This year they are about three weeks late, but I am still waiting for the creepers and the nuthatches to show up. They should be showing up in a week or two to join the winter-feeders.
Downy and Hairy woodpeckers look almost the same, but they are different species. The Downy is the smallest woodpecker locally, with the Hairy just a little larger. Hairys have a larger bill and a flatter head while the Downy has a tiny bill on a rounded head. I find the Hairys are much more vocal than their smaller cousins, but my favorite difference is the black markings on the tail of the white feathers on the Downy.
While getting a few pictures of the woodpeckers on Friday morning, I noticed an odd bird fighting with the House finch, American goldfinch and House sparrows on a feeder. It had a lot of white on its head and some white markings on its back where it should have been a darker color.

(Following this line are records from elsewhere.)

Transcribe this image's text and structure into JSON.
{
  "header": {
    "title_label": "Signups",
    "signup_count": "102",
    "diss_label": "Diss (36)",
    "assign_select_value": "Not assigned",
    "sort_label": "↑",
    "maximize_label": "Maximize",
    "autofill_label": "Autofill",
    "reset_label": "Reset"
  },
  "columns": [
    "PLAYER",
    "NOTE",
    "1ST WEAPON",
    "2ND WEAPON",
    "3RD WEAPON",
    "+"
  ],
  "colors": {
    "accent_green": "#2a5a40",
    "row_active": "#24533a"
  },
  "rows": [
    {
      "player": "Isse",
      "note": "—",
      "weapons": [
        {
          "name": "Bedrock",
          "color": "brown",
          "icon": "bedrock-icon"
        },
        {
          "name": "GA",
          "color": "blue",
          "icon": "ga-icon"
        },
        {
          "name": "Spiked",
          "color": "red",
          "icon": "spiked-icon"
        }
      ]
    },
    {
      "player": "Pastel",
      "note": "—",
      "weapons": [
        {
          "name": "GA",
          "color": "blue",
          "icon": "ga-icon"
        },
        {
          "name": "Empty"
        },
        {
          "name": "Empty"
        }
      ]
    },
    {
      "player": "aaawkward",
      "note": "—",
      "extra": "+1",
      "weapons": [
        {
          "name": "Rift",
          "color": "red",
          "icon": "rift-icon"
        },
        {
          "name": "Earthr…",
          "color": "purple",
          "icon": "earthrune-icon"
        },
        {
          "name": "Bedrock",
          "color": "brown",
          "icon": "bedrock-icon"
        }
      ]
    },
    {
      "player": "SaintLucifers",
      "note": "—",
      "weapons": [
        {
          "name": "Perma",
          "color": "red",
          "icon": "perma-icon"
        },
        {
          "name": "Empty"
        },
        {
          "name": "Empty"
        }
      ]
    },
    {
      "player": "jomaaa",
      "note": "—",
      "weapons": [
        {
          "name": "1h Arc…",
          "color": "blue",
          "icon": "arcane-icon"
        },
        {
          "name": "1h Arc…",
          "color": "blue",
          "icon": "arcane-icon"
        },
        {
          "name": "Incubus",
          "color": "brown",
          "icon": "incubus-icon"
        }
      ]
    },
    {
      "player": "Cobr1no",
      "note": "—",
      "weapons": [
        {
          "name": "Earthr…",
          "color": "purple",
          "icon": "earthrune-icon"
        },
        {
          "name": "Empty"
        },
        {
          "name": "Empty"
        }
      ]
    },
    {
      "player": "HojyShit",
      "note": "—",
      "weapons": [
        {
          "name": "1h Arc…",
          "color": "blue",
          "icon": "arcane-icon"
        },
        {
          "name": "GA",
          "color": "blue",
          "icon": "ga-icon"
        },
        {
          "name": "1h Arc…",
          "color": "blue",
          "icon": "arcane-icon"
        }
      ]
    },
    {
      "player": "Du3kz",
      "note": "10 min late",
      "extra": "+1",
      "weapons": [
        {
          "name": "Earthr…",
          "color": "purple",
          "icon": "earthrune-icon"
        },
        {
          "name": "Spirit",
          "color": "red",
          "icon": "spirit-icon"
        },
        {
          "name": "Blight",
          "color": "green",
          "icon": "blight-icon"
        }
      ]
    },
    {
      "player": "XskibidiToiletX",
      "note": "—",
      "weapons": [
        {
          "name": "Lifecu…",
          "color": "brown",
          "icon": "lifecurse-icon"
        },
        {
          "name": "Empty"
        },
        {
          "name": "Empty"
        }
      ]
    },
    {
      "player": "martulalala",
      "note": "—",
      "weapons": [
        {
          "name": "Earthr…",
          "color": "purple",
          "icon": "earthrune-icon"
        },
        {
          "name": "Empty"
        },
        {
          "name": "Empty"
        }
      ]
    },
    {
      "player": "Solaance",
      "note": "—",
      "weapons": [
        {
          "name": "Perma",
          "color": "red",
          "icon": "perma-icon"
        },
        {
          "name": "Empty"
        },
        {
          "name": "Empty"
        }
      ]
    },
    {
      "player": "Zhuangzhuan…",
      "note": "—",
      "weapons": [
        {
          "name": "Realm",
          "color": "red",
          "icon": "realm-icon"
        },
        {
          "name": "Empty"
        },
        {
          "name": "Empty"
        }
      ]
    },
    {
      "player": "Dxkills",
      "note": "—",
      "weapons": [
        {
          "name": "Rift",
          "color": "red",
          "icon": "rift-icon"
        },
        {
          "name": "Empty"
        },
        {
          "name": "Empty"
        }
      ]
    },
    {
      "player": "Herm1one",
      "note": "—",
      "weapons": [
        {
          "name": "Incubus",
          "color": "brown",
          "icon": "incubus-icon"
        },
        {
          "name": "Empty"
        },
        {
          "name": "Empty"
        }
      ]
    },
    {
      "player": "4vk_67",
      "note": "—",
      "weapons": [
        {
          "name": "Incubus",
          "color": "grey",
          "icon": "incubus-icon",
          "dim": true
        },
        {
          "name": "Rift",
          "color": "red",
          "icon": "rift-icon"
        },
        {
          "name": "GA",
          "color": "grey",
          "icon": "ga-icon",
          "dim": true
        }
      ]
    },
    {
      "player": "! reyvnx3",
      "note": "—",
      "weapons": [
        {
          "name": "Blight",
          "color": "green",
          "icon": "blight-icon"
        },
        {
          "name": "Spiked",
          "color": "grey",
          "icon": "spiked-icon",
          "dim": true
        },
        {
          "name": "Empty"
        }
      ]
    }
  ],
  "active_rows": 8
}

I got a few pictures of it and identified it as a partially leucitic House finch. Leucism in birds is caused when there is a lack of melanin in some of the feathers. It is caused when the skin does not produce pigments to release melanin to the feathers.

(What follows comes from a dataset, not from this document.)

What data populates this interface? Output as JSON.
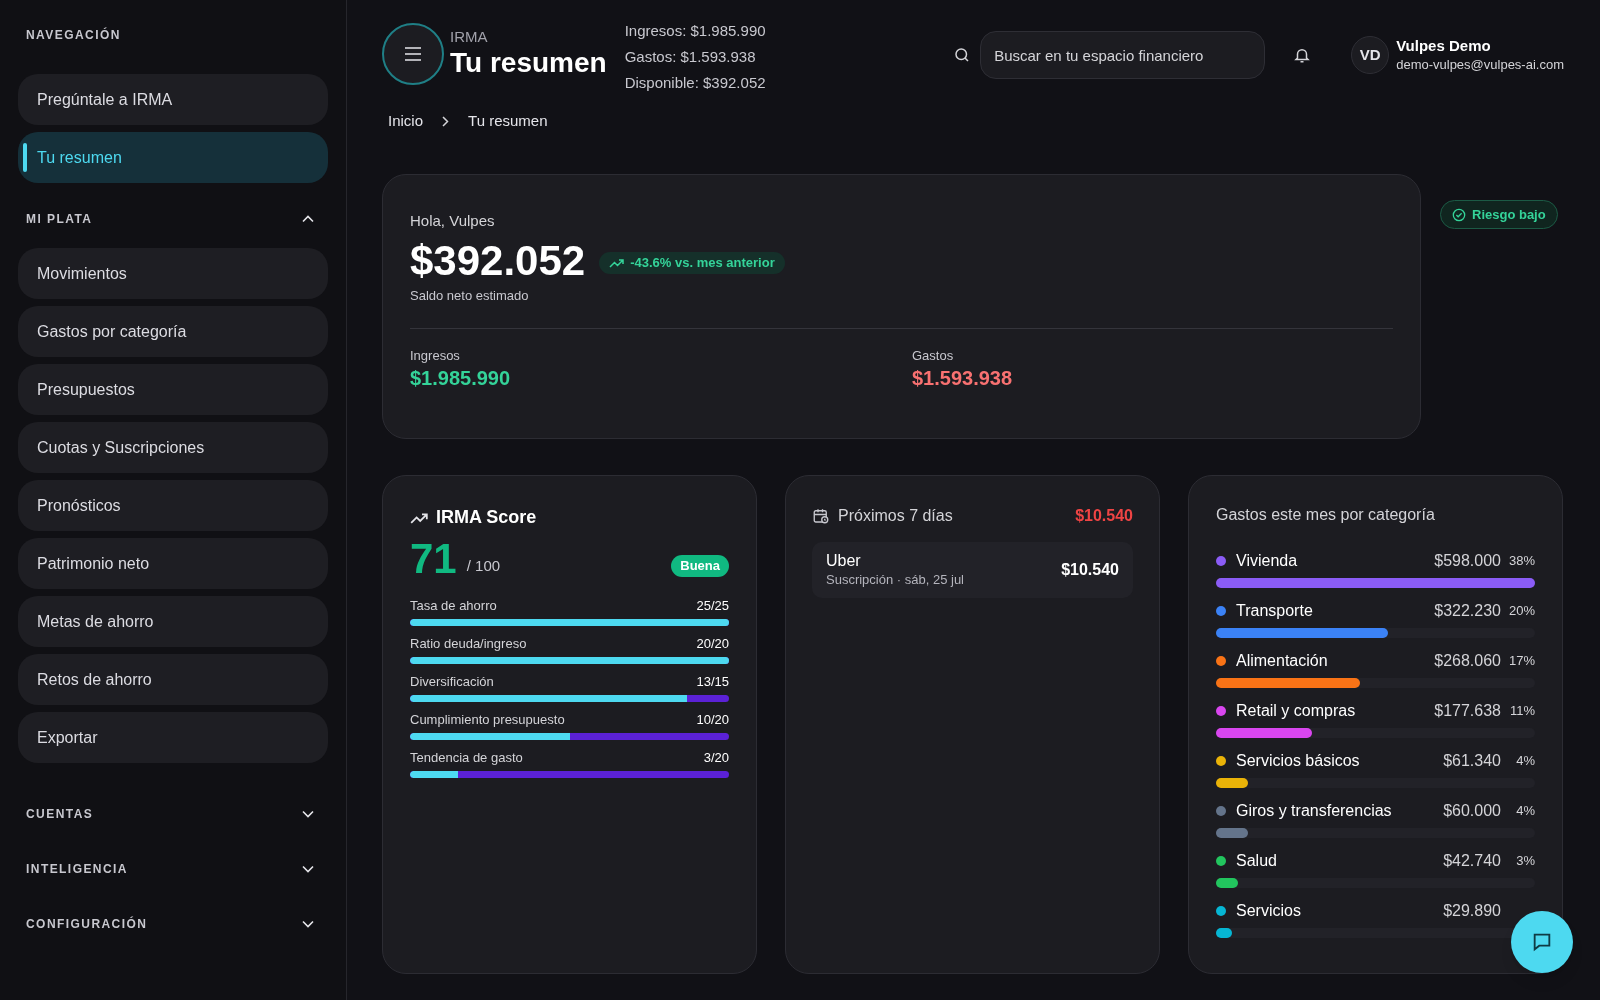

This is the first leucitic House finch that I have seen. I have seen Trumpeter swans, American robins, blackbirds, a Bald eagle and an Eared grebe that have been affected by this aberrant plumage patterns. The Eared grebe picture was eventually used by a Luxembourg scientist, Andre’ Konter, as an illustration in a book on aberrant plumages in grebes.
In the near future we will see a lot of citizen bird counts including the Christmas Bird Count which organizes groups like the Audubon Society to do winter counts. Locally the Idaho Falls Christmas Bird Count will be held on Dec. 18, where groups of two or three will identify all birds they see in a pre-planned area. The Rexburg count will be on Dec. 27, while my favorite count in Howe will happen on Dec. 29. Those interested in being involved should contact Kit Struthers at: email@example.com.

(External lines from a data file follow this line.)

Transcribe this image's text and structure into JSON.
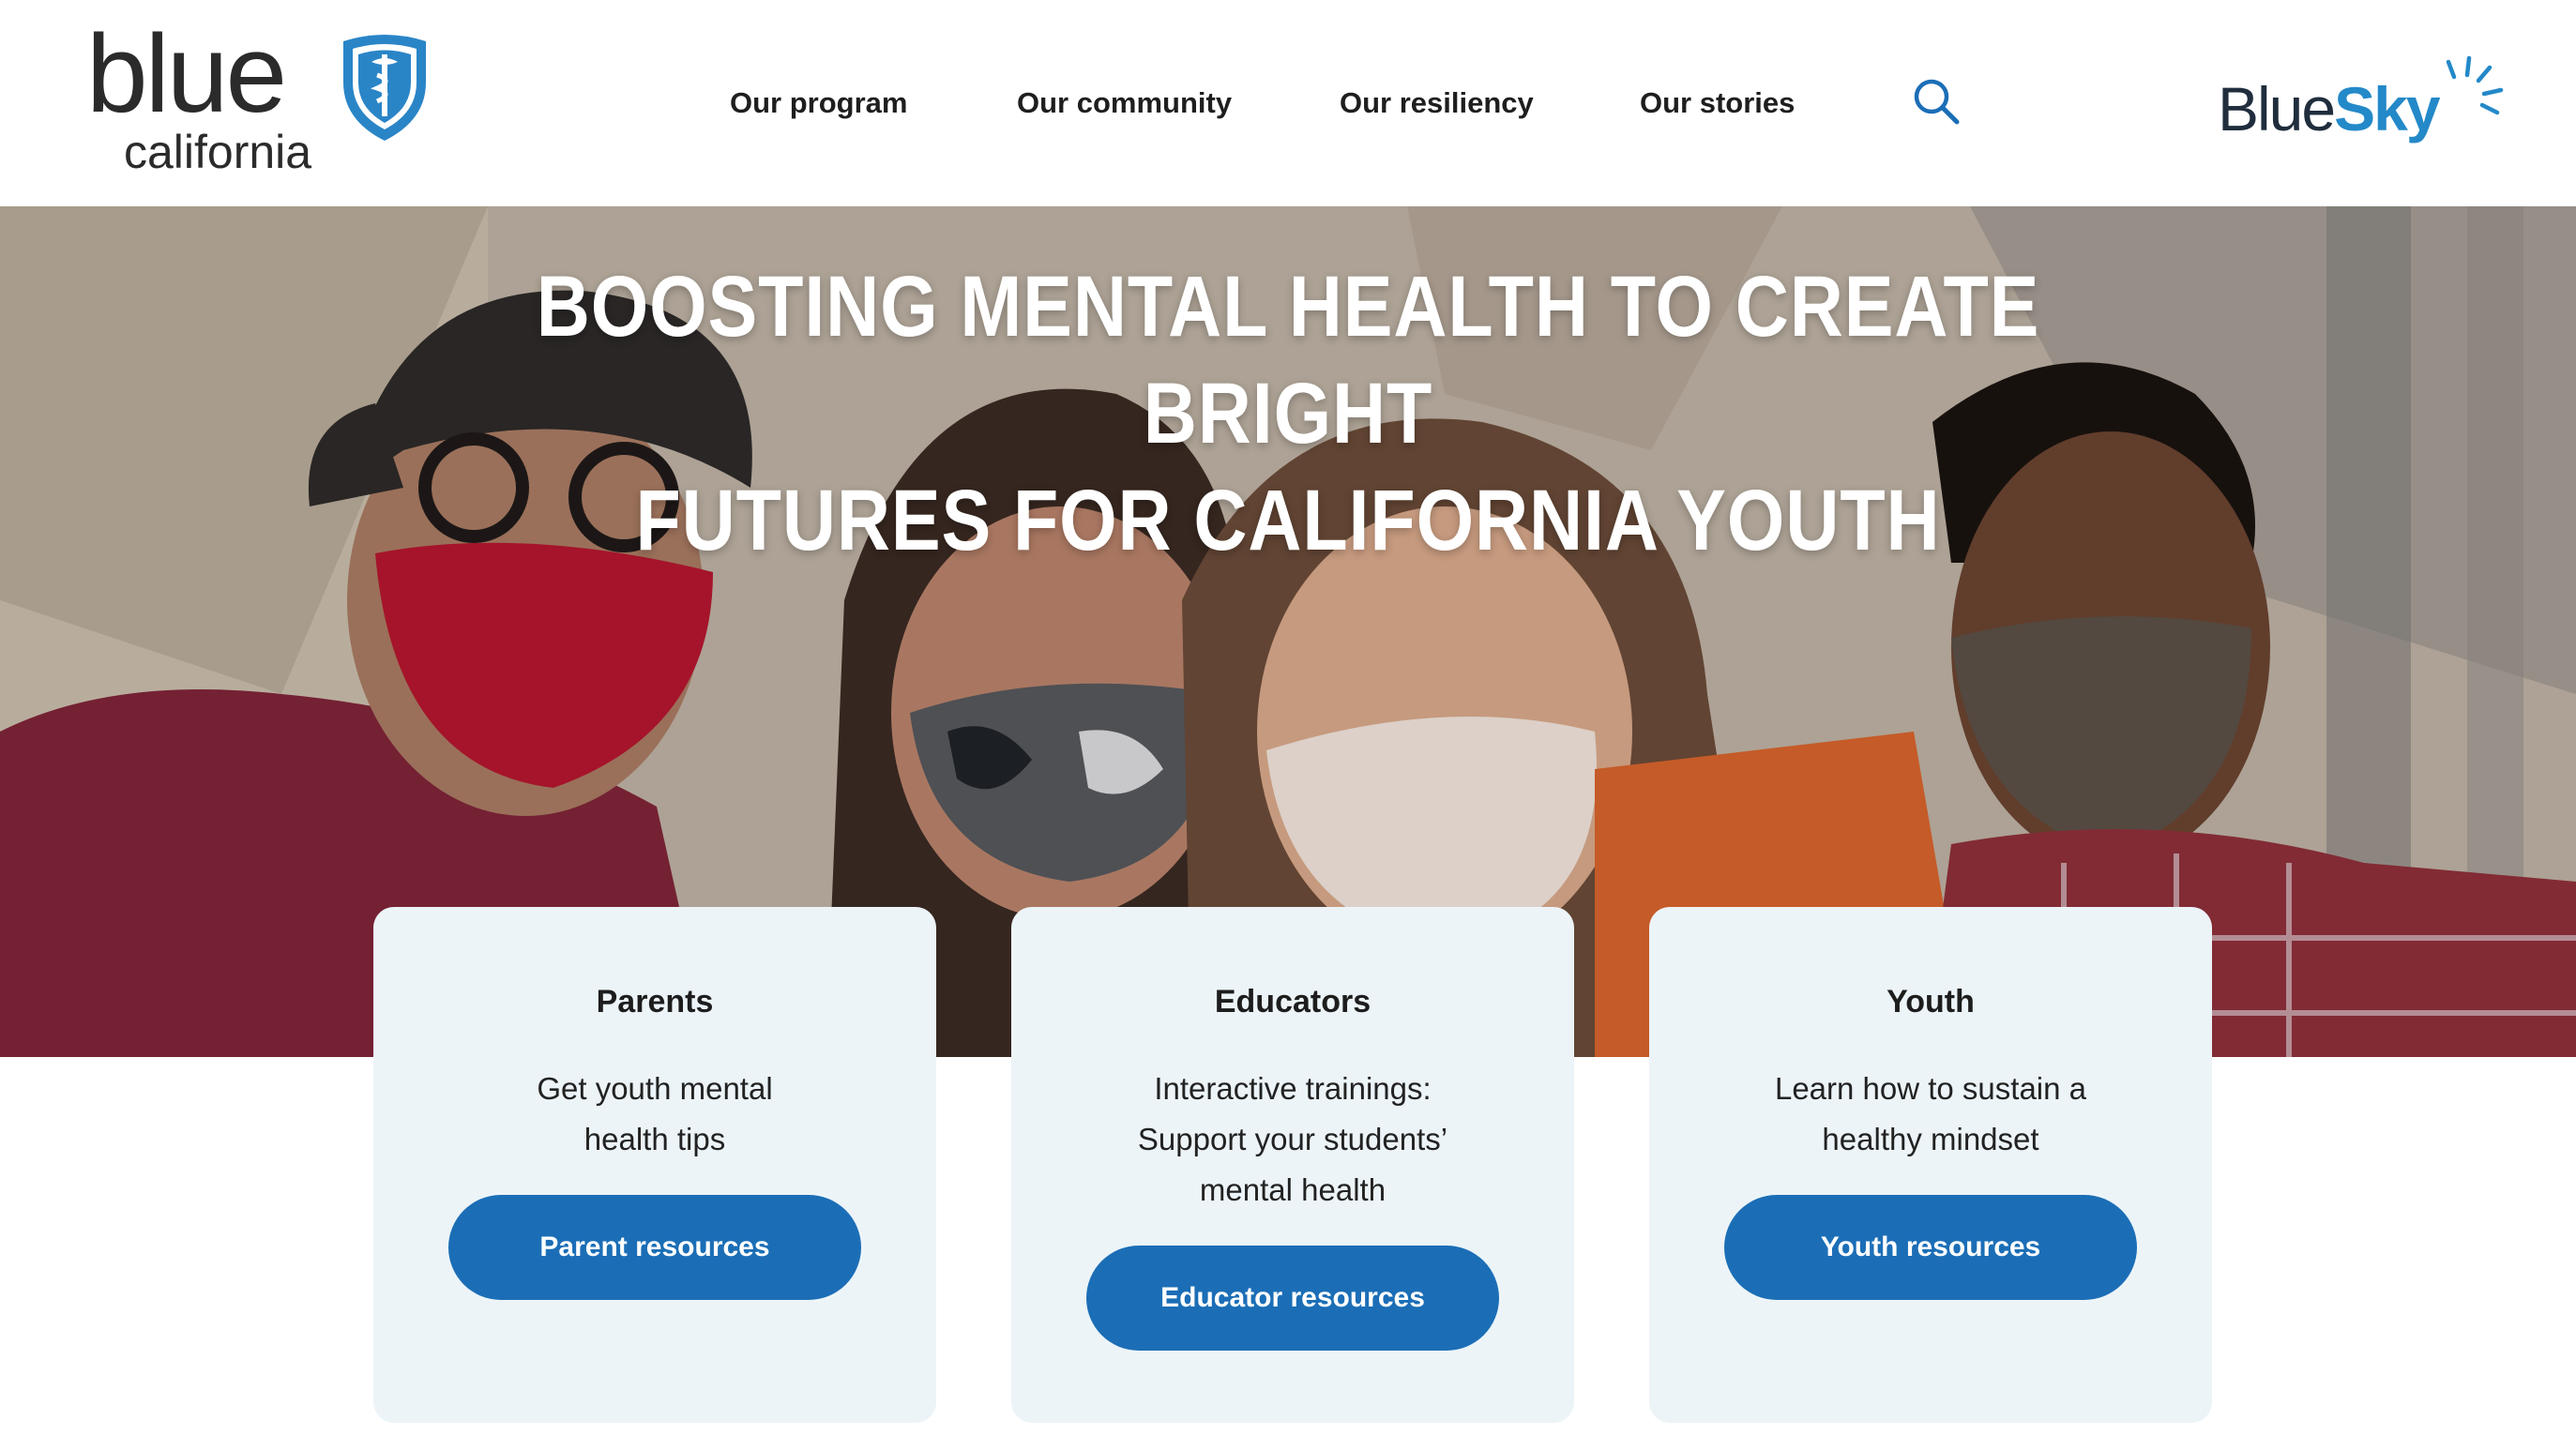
{
  "brand": {
    "logo_word": "blue",
    "logo_sub": "california",
    "partner_word_1": "Blue",
    "partner_word_2": "Sky"
  },
  "nav": {
    "items": [
      {
        "label": "Our program"
      },
      {
        "label": "Our community"
      },
      {
        "label": "Our resiliency"
      },
      {
        "label": "Our stories"
      }
    ],
    "search_icon": "search-icon"
  },
  "hero": {
    "title_line1": "BOOSTING MENTAL HEALTH TO CREATE BRIGHT",
    "title_line2": "FUTURES FOR CALIFORNIA YOUTH"
  },
  "cards": [
    {
      "title": "Parents",
      "desc_lines": [
        "Get youth mental",
        "health tips"
      ],
      "button": "Parent resources"
    },
    {
      "title": "Educators",
      "desc_lines": [
        "Interactive trainings:",
        "Support your students’",
        "mental health"
      ],
      "button": "Educator resources"
    },
    {
      "title": "Youth",
      "desc_lines": [
        "Learn how to sustain a",
        "healthy mindset"
      ],
      "button": "Youth resources"
    }
  ],
  "colors": {
    "primary_button": "#1b6eb6",
    "card_background": "#ecf4f8",
    "brand_blue": "#2489c8"
  }
}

Please be safe out there. In the last week we have had two near misses with deer and one with elk. All of these events happened in the late afternoon before sunset.
Another danger is with ice safety. On last Sunday three individuals were on Henrys Lake when a sheet of ice broke away from the shore, surrounding them with open water. All were rescued safely. Hopefully the recent cold will solidify the ice so that ice fishermen can be a little safer. Just be careful in all you engage in.